Also one of the first movies to have "frenzied" zombies featured.......if not THE first. Sure beats the old slow moving plodders that most zombies are portrayed as being.....but then again I like both......big zombie movie fan (except for the really dreadful ones and there are a LOT of them out there). Romero has long been bypassed as the "king" of the Zombie genre. Give him his due though, he did create the original zombie flick, or at least the type zombie that everyone outside of Haiti has familiarity with.
I rented this movie in HD, started watching it, and was immediately confused by its pixelated quality. After doing some research, I found out that the movie creators deliberately shot some scenes in relatively low-res Canon XL-1 camcorders for logistical reasons. I don't know if the entire movie is low-res (supposedly the last portion of the movie is high res), but be aware that much of the movie is purposefully low-res.
That said, I absolutely loved this movie. I was expecting some sort of typical zombie movie, and instead what I got was a beautifully expressive and creative look at being human.
Nothing in this is new on the media scene today. What struck me sufficiently to single this movie out is simply the high quality with which every aspect of the process was performed. It's a case of doing roughly the same job only doing it better.
If your taste runs to this subgenre, you will not want to miss this film. If you want to see what model is being used by such films, this is a good one to try, since there is less visible violence and bloodletting than is to be found in the average of the type. I am not an aficionado, but found this rather simple version quite interesting to watch.

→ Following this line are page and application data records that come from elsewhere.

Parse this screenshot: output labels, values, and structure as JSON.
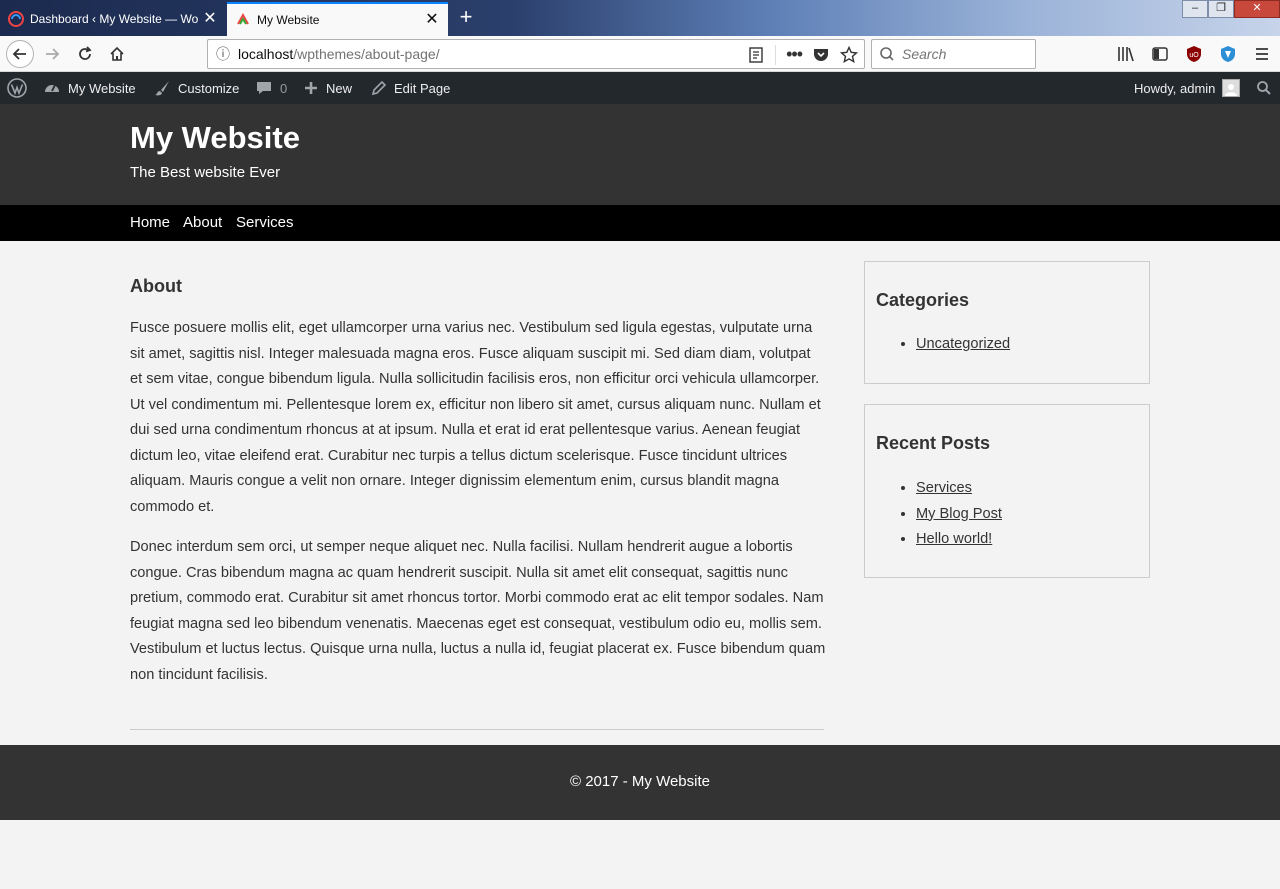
{
  "browser": {
    "tabs": [
      {
        "title": "Dashboard ‹ My Website — Wo",
        "active": false
      },
      {
        "title": "My Website",
        "active": true
      }
    ],
    "url": {
      "host": "localhost",
      "path": "/wpthemes/about-page/"
    },
    "search_placeholder": "Search",
    "accent": "#0a84ff"
  },
  "admin_bar": {
    "site_name": "My Website",
    "customize": "Customize",
    "comments_count": "0",
    "new": "New",
    "edit_page": "Edit Page",
    "howdy": "Howdy, admin"
  },
  "site": {
    "title": "My Website",
    "tagline": "The Best website Ever",
    "nav": [
      "Home",
      "About",
      "Services"
    ]
  },
  "page": {
    "title": "About",
    "paragraphs": [
      "Fusce posuere mollis elit, eget ullamcorper urna varius nec. Vestibulum sed ligula egestas, vulputate urna sit amet, sagittis nisl. Integer malesuada magna eros. Fusce aliquam suscipit mi. Sed diam diam, volutpat et sem vitae, congue bibendum ligula. Nulla sollicitudin facilisis eros, non efficitur orci vehicula ullamcorper. Ut vel condimentum mi. Pellentesque lorem ex, efficitur non libero sit amet, cursus aliquam nunc. Nullam et dui sed urna condimentum rhoncus at at ipsum. Nulla et erat id erat pellentesque varius. Aenean feugiat dictum leo, vitae eleifend erat. Curabitur nec turpis a tellus dictum scelerisque. Fusce tincidunt ultrices aliquam. Mauris congue a velit non ornare. Integer dignissim elementum enim, cursus blandit magna commodo et.",
      "Donec interdum sem orci, ut semper neque aliquet nec. Nulla facilisi. Nullam hendrerit augue a lobortis congue. Cras bibendum magna ac quam hendrerit suscipit. Nulla sit amet elit consequat, sagittis nunc pretium, commodo erat. Curabitur sit amet rhoncus tortor. Morbi commodo erat ac elit tempor sodales. Nam feugiat magna sed leo bibendum venenatis. Maecenas eget est consequat, vestibulum odio eu, mollis sem. Vestibulum et luctus lectus. Quisque urna nulla, luctus a nulla id, feugiat placerat ex. Fusce bibendum quam non tincidunt facilisis."
    ]
  },
  "sidebar": {
    "categories": {
      "title": "Categories",
      "items": [
        "Uncategorized"
      ]
    },
    "recent_posts": {
      "title": "Recent Posts",
      "items": [
        "Services",
        "My Blog Post",
        "Hello world!"
      ]
    }
  },
  "footer": {
    "text": "© 2017 - My Website"
  }
}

As others have mentioned the DVD quality looks poor but it's exactly how it was shot. High contrast, high grain and dark at times, but it does all add to the suspense. There would be no benefit to getting this on blu-ray.